- **Brief**:
Check each line of the records below for the word "bearbeiten" and copy those where it appears.

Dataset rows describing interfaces
- - - - -

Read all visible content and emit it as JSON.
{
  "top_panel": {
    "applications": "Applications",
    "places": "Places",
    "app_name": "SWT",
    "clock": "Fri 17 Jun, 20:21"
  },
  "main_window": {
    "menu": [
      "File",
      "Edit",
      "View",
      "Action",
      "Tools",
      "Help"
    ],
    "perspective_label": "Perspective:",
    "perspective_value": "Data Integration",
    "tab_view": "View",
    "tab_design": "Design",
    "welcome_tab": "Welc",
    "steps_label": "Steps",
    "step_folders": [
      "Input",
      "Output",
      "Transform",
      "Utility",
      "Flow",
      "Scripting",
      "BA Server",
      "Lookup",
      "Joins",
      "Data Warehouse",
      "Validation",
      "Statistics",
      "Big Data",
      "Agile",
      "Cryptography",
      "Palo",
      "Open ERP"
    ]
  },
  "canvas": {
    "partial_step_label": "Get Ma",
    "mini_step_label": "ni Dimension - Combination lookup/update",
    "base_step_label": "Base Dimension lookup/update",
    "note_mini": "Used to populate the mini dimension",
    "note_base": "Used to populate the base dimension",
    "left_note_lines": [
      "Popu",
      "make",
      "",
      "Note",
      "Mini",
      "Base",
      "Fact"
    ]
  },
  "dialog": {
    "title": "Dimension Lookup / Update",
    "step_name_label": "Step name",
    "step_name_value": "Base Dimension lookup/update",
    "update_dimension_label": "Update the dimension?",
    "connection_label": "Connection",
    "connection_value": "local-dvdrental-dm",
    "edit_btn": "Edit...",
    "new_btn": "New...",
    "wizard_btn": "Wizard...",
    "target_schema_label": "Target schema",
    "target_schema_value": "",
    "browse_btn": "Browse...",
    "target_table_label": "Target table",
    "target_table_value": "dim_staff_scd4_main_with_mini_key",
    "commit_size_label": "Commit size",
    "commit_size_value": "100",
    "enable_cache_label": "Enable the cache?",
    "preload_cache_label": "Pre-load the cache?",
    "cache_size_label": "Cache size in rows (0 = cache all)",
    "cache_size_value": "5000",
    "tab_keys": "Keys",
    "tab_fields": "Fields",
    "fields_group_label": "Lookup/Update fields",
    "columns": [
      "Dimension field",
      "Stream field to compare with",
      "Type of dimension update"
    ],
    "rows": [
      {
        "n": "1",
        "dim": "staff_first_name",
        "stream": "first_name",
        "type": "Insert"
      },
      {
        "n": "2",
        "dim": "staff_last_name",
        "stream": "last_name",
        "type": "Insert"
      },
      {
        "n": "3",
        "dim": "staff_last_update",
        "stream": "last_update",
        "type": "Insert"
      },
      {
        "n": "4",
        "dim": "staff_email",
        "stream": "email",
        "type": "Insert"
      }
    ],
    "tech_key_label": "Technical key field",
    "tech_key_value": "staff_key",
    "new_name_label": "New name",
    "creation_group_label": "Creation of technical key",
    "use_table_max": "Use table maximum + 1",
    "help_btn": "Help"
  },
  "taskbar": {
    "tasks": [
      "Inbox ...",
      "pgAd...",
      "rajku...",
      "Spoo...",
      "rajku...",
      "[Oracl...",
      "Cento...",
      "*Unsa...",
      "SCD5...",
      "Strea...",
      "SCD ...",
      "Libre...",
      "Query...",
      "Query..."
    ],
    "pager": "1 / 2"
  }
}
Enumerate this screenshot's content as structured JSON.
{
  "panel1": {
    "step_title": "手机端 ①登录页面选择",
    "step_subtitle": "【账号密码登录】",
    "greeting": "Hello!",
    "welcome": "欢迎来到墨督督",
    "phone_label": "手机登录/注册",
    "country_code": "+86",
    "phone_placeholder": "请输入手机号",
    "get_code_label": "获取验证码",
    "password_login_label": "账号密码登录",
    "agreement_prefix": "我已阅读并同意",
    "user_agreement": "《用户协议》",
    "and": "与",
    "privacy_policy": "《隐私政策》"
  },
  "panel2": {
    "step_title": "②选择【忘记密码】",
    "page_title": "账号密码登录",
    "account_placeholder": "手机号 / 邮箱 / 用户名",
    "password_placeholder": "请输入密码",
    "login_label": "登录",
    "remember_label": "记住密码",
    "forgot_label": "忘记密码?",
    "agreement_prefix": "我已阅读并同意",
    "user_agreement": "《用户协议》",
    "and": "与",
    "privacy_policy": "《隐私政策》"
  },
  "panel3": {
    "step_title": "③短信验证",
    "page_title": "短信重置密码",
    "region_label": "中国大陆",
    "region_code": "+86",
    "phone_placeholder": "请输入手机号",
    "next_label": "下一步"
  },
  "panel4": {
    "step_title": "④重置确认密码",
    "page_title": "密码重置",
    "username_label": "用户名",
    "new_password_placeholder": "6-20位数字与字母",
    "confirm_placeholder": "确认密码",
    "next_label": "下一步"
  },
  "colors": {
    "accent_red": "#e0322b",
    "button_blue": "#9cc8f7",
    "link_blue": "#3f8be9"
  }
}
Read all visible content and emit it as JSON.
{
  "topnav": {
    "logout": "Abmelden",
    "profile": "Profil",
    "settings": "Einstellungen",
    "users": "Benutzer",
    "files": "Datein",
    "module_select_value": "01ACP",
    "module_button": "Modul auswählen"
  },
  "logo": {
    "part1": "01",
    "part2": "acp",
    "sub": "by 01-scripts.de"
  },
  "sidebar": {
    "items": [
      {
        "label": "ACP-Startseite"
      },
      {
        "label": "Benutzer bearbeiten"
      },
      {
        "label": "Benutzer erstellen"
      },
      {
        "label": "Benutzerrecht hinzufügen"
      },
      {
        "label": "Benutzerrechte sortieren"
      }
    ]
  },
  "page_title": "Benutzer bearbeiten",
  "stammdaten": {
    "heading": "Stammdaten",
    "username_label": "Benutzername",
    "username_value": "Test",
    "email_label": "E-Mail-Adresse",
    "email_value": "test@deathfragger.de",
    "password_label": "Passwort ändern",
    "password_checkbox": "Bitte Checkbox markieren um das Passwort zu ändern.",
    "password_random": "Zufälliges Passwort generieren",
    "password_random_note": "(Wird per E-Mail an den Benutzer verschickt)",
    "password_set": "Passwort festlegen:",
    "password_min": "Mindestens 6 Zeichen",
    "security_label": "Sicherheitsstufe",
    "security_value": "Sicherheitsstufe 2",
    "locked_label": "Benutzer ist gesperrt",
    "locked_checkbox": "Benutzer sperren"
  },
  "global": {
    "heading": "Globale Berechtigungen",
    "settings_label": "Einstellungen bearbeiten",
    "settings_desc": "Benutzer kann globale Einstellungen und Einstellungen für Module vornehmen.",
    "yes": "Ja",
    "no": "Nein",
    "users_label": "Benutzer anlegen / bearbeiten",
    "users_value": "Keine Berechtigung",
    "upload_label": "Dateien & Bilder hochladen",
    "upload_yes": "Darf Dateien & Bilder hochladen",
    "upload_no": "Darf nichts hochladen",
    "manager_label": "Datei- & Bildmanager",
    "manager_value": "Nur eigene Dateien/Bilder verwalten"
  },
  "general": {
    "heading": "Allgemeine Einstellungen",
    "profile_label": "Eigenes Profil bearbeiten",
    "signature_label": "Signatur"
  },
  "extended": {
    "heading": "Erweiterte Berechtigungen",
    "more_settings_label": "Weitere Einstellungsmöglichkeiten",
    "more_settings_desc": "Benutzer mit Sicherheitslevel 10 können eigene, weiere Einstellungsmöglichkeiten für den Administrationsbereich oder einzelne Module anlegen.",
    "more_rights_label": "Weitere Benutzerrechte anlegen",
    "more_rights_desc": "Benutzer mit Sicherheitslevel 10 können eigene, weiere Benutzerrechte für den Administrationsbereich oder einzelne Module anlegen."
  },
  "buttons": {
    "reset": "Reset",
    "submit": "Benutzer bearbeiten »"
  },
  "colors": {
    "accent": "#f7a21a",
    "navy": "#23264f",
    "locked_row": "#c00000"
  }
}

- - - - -

- **Task answer**:
        "label": "Benutzer bearbeiten"
  "page_title": "Benutzer bearbeiten",
    "settings_label": "Einstellungen bearbeiten",
    "users_label": "Benutzer anlegen / bearbeiten",
    "profile_label": "Eigenes Profil bearbeiten",
    "submit": "Benutzer bearbeiten »"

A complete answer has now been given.